*Prompt*. For each line below that holds the word "data", make a copy.

==== Materials provided ====

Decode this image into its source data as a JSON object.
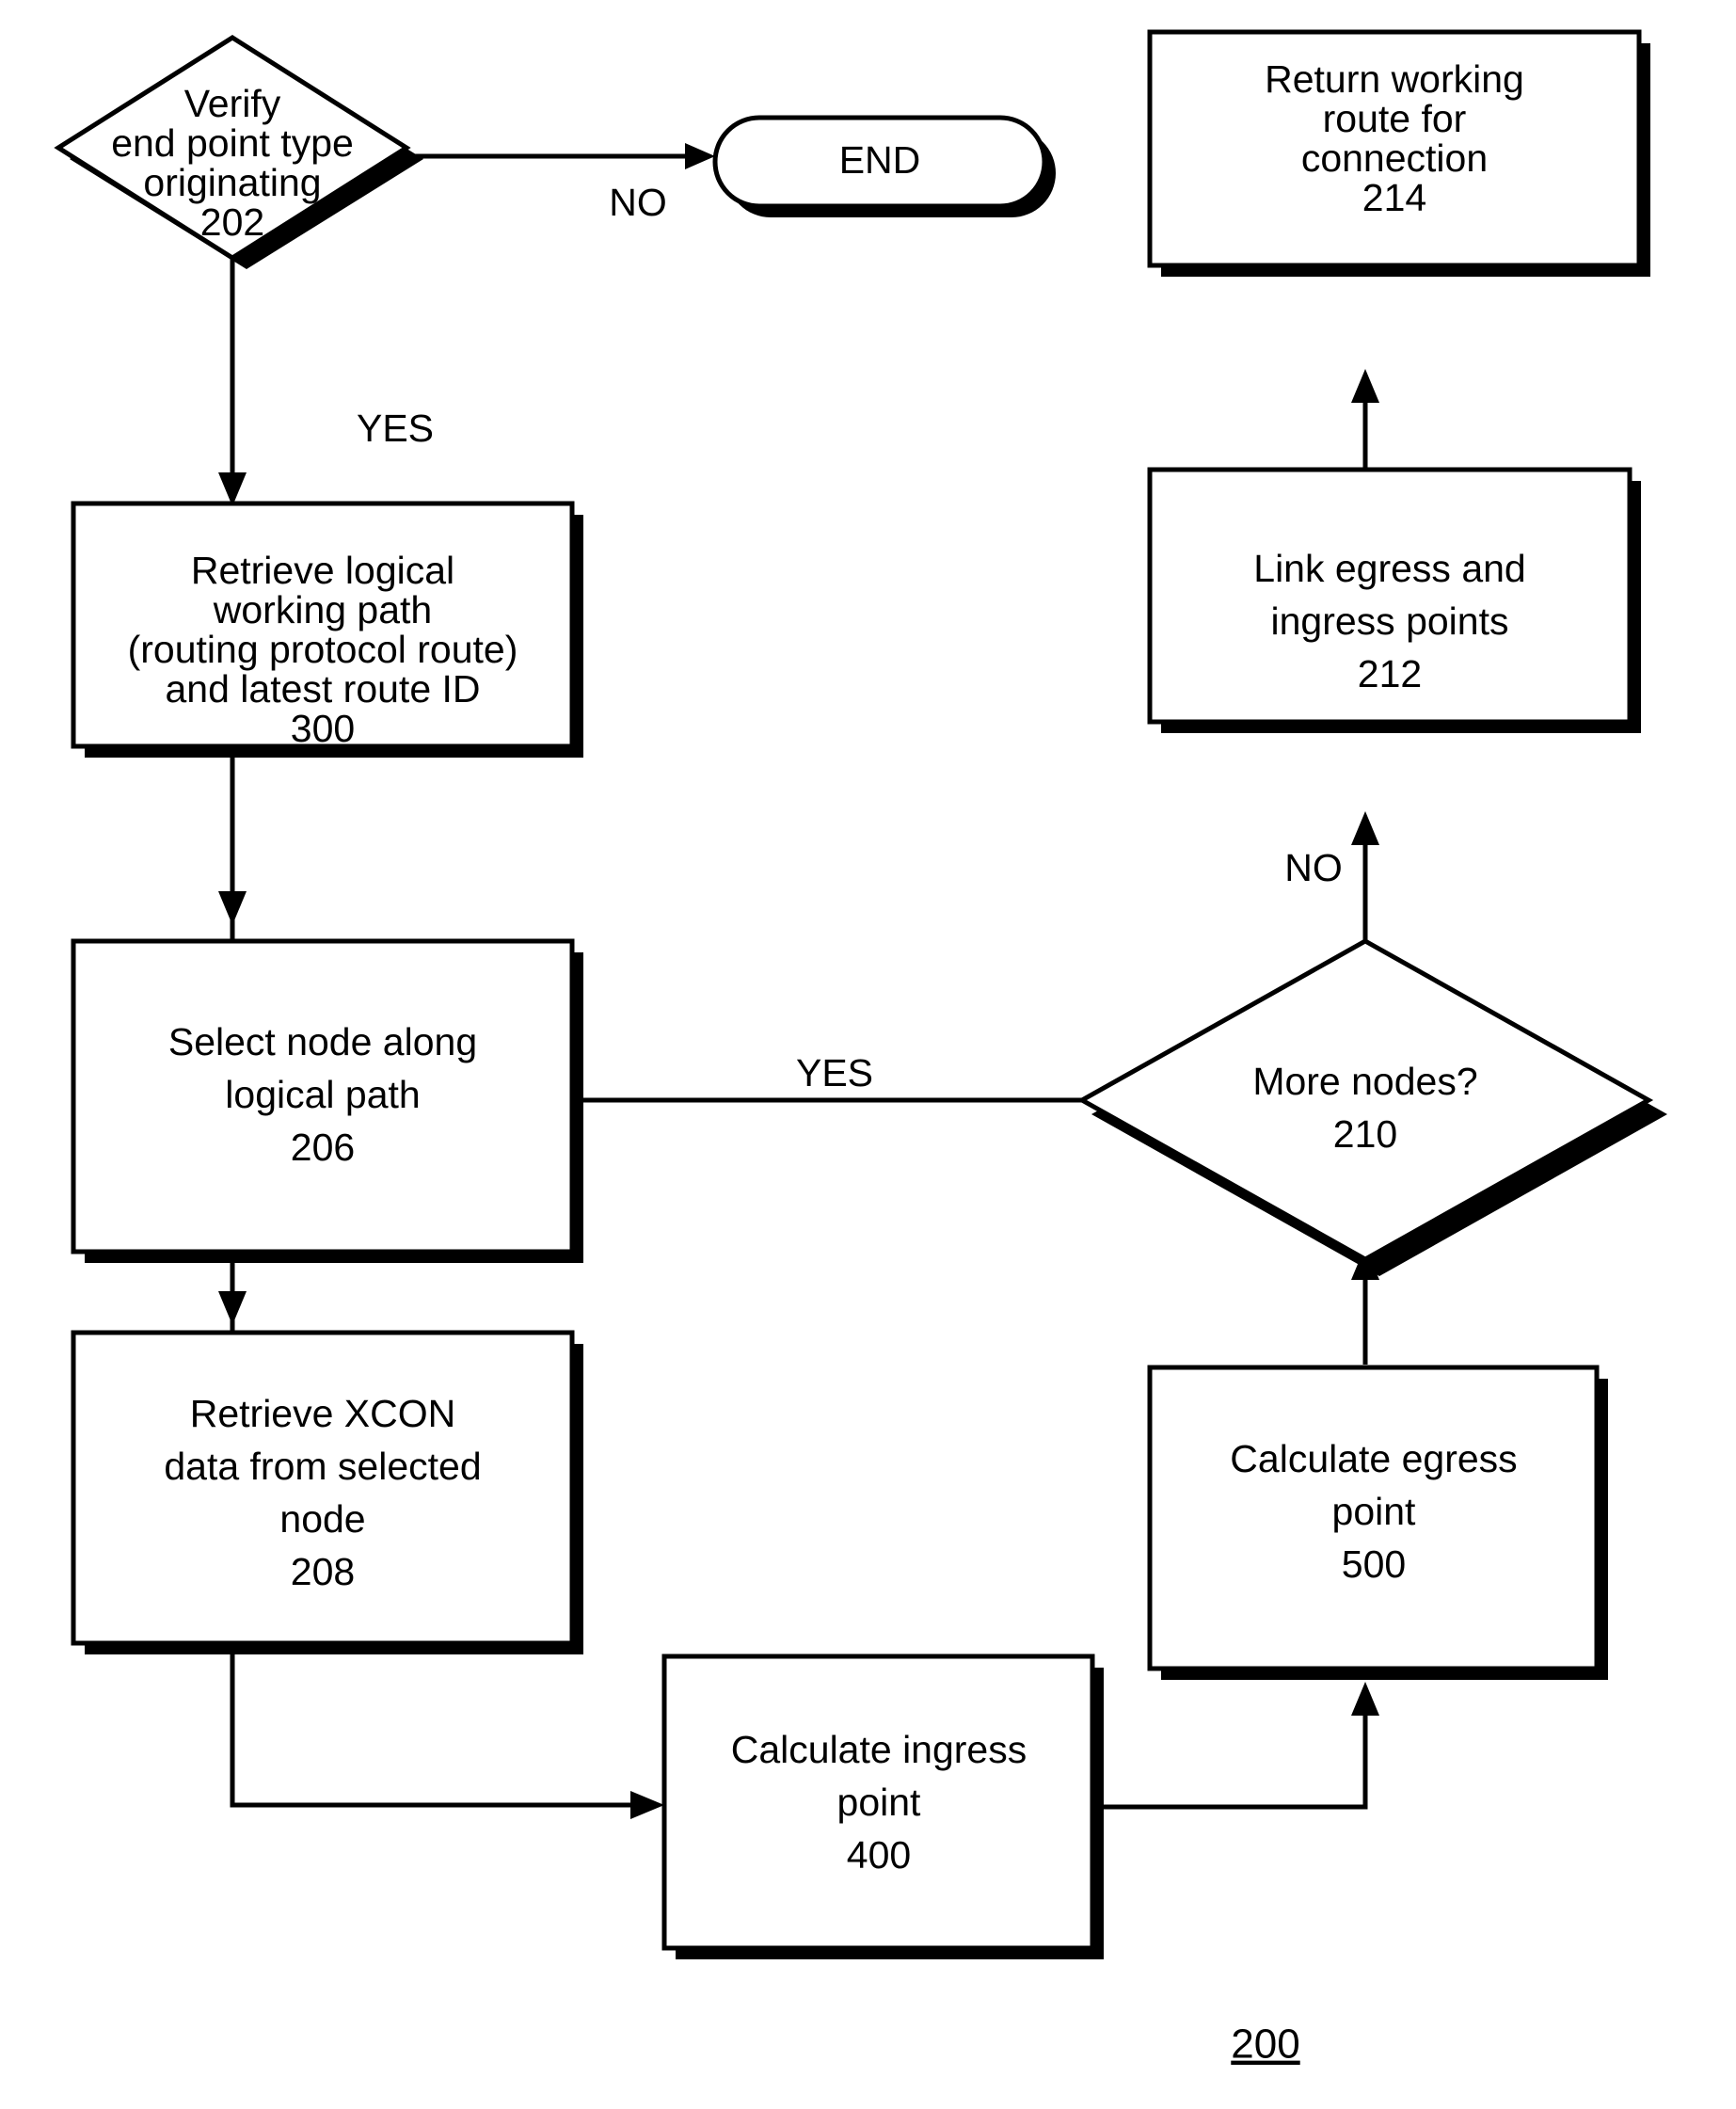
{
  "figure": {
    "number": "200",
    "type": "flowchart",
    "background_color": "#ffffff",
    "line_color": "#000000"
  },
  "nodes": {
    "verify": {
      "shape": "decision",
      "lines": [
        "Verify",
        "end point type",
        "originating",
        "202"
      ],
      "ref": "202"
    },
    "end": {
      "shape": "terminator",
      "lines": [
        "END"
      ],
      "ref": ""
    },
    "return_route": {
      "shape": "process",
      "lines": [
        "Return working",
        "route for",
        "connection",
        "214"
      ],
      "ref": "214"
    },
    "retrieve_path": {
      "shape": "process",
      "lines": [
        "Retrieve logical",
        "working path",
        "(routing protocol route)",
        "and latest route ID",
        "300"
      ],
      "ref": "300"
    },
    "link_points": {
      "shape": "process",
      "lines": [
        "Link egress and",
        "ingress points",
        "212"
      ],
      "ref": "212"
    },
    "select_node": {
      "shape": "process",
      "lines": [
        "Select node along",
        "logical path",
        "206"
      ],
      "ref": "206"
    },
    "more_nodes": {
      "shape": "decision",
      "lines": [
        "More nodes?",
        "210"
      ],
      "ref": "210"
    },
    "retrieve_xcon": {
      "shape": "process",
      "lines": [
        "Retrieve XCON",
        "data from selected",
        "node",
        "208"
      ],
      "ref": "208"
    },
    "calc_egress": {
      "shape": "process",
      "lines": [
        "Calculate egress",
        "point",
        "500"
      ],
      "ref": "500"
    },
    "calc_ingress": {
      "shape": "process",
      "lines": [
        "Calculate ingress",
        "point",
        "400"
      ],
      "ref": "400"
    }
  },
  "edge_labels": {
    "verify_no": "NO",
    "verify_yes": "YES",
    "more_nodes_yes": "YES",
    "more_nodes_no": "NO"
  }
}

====

*Result*.
Decode this image into its source data as a JSON object.
        "data from selected",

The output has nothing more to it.